Now we have a second problem: many children with Autism won’t have the capacity to manage their assets at age 18, and should not have the parents’ assets distributed to them directly upon achieving the age of majority.

If the parents die when their child is over the age of 18, the same basic rules apply. A minor child is by definition incapacitated. On the other hand, one day later on the child’s eighteenth birthday, the same child, now an adult, is deemed to have capacity unless and until a court determines otherwise. If the court finds the new adult lacks the capacity to manage his financial resources, someone will have to be named the incapacitated adult’s Conservator of the Estate.

Similar to the court Guardianship process, establishing a Conservatorship of the Estate is an expensive process. Once named, the Conservator of the Estate must file initial and yearly accountings of the assets, and attend yearly hearings, usually with expensive attorney work and representation, for the remainder of the life of the incapacitated adult!

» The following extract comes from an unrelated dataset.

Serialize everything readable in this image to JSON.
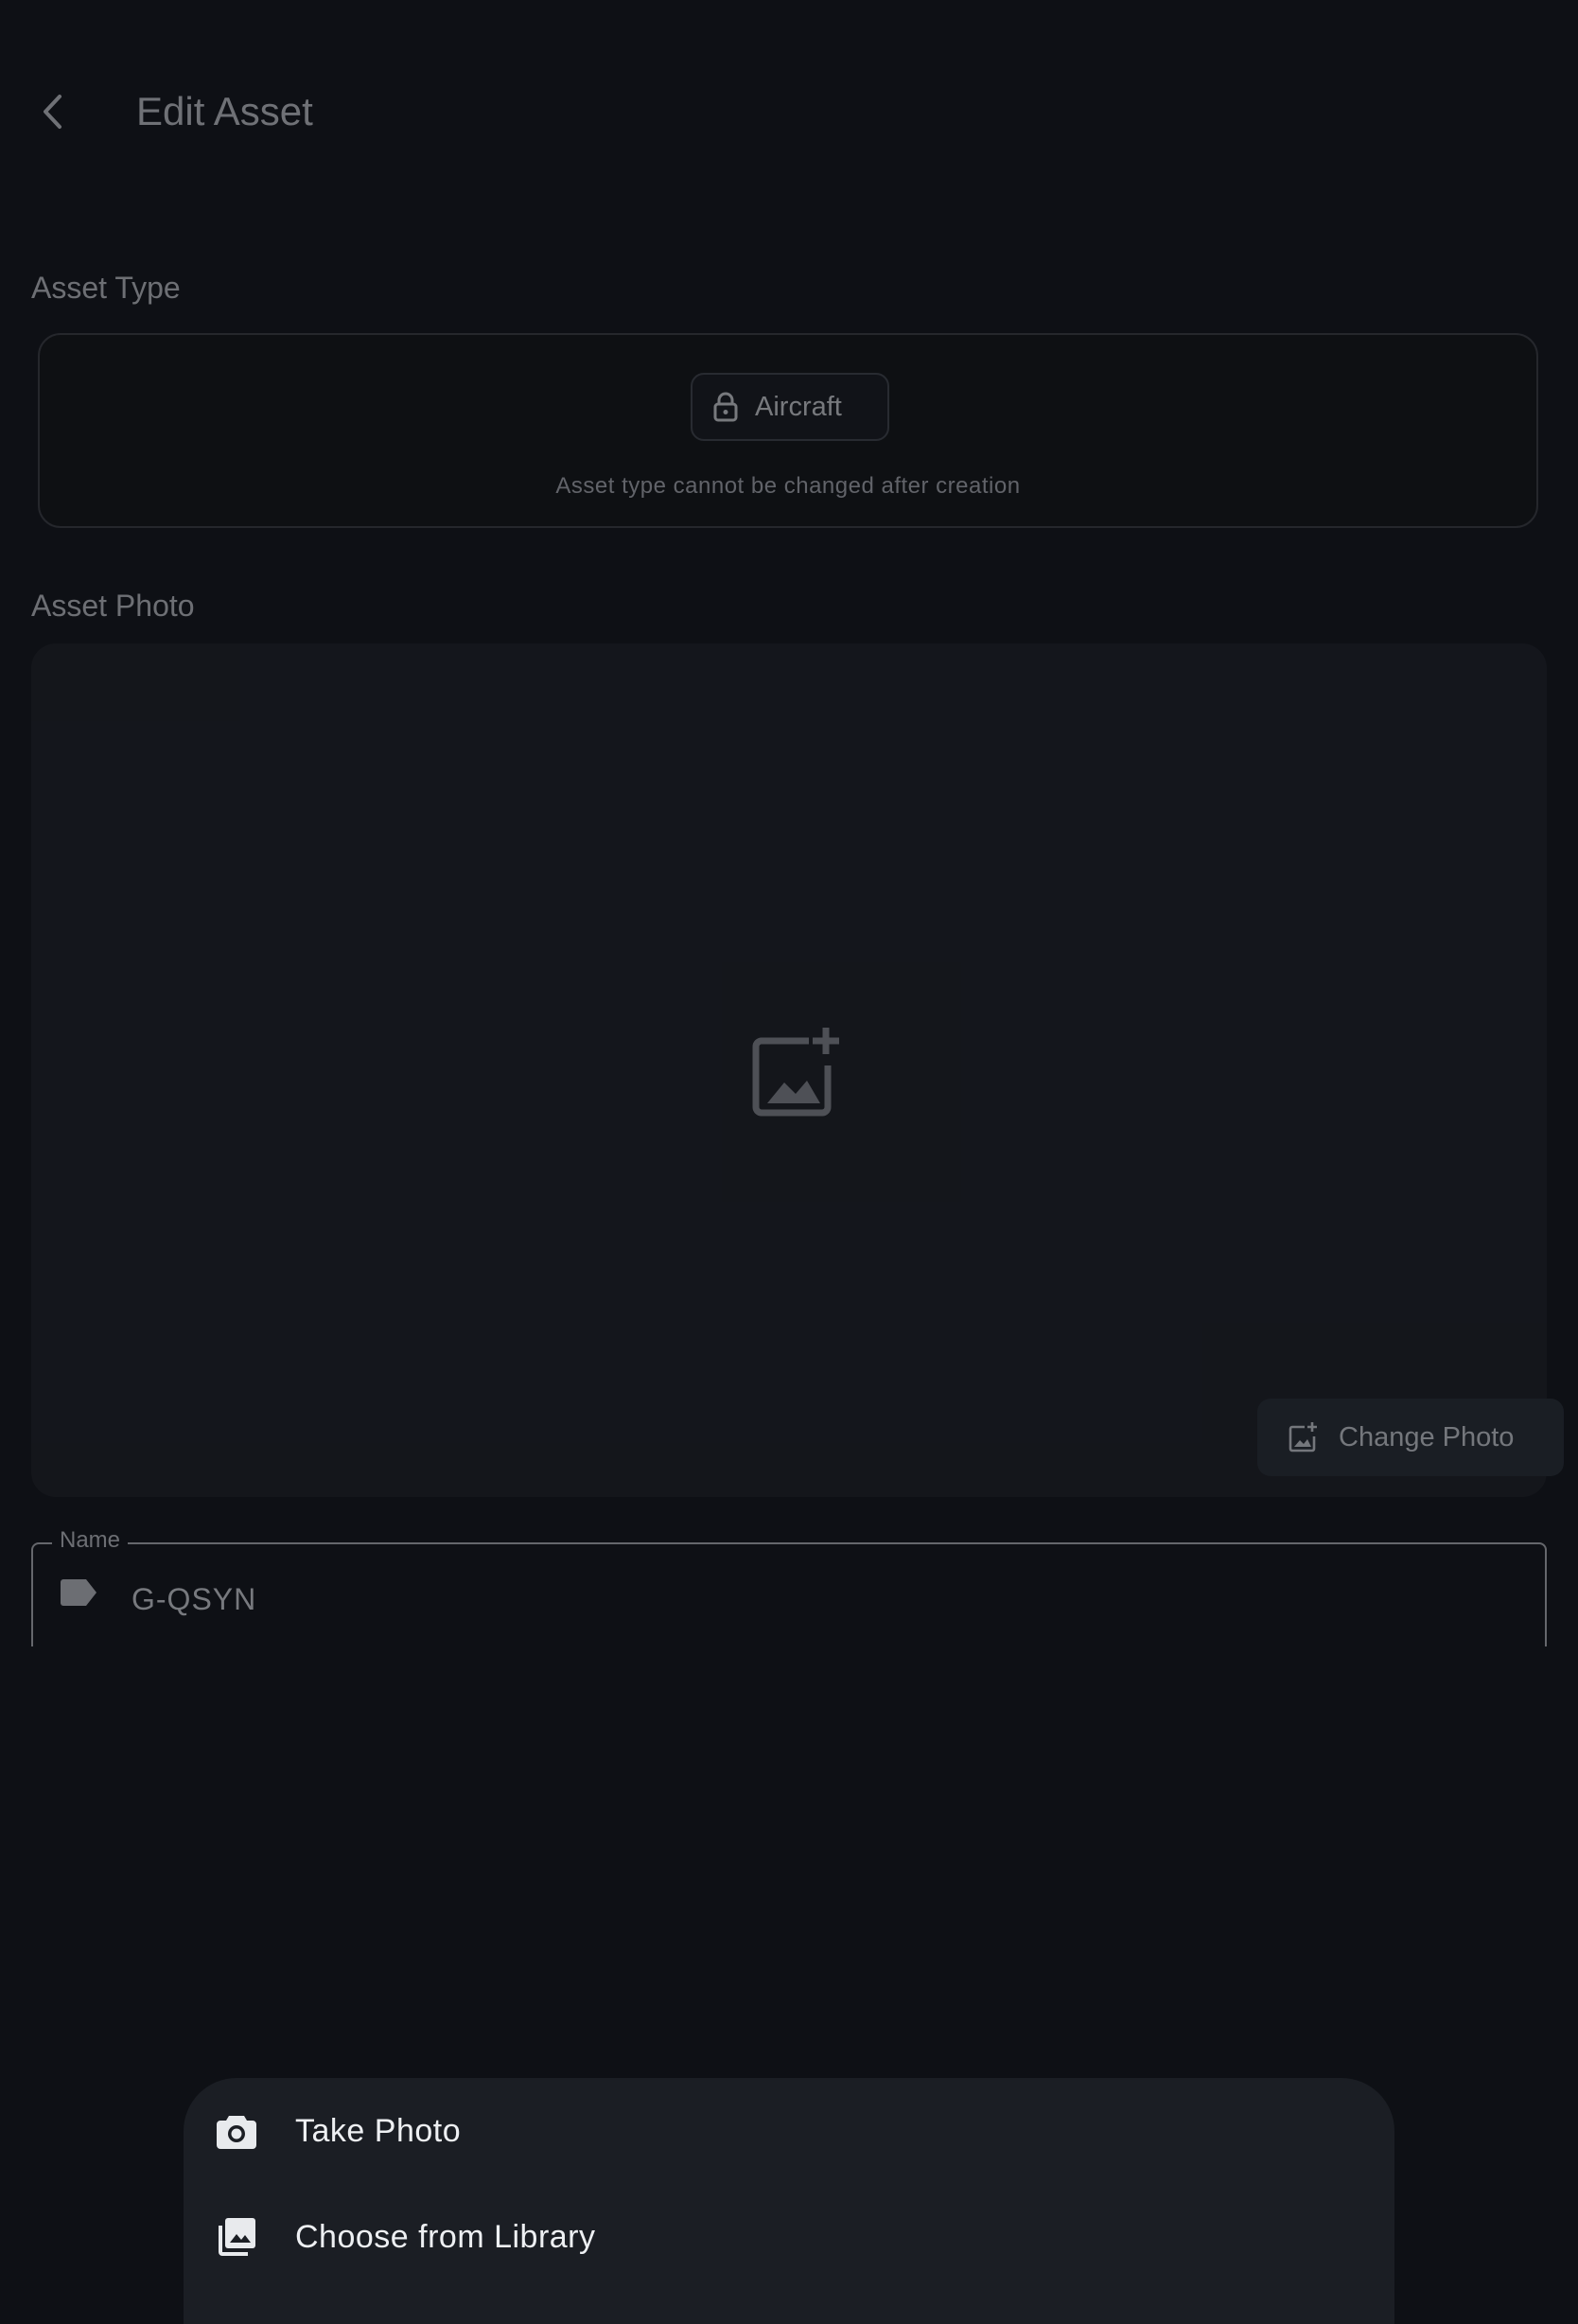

Good news again: Conservatorship of the Estate and Guardianship of the Estate and their potential lifetime of court and attorney costs can be avoided if the parents set up a living trust, a Guardianship Agreement, (if the child is still a minor,) and a special needs trust during their lifetimes.

We’ve already established why parents need a living trust and a Nomination of Guardian Agreement. Parents also need a special needs trust if the parents determine their child won’t or potentially won’t have the capacity to manage his or her own assets once the child is an adult.

A special needs trust works like this: in the parents’ living trust, they name the special needs trust as the beneficiary of their assets rather than the child. (If the parents have less than $100,000 in assets, they can just have a Will instead that names the special needs trust as beneficiary of their assets.)

Thereafter, the assets are all titled in the name of the special needs trust, rather than the child’s name. A Trustee controls the assets, and distributes them for the sole benefit of the child. Because the assets aren’t in the name of, or under the control of the child, the Social Security Administration doesn’t count the assets as owned by the child, meaning the child will still qualify for SSI and Medi-Cal in California, (or Medicare in other states,) thus saving the family substantial amounts of money in housing, food and medical costs.

One of the major reasons parents should set up a special needs trust during their lifetimes, (called a third party special needs trust,) is that the trust won’t have to have pay-back provisions. Pay-back provisions mean that Medi-Cal must be paid back from all remaining assets in the trust after the child dies for all amounts paid by Medi-Cal during the lifetime of the child. Under payback provisions, most of the remaining assets are consumed by the pay-back to Medi-Cal, rather than inherited by other family members, especially siblings.

What happens if the parents own more than $100,000 in countable assets but don’t set up a living trust or third party special needs trust during their lifetimes? The estate will go to probate court, where the court has to establish for the child either a Guardianship or Conservatorship of the Estate, or a first party Special Needs Trust for the child that includes pay-back provisions. A court-supervised first party Special Needs Trust operates somewhat like a Conservatorship of the Estate, with court and attorney costs at initial set up, yearly accountings to the court, court orders required for many expenditures, and expensive attorney work and representation all along the way.

In summary, for parents who have a child with Autism, a living trust, a Nomination of Guardian Agreement, (if the child is a minor,) and a Special Needs Trust can save a family substantial costs in avoiding federal estate taxes, probate fees, attorney costs and fees, as well as Guardianship of the Person and Estate of all the parents’ minor children, Conservatorship of the Estate of the parents’ adult child with Autism, or a court supervised Special Needs Trust, all in all potentially saving a family substantial assets that can be used for the benefit of the child with Autism instead.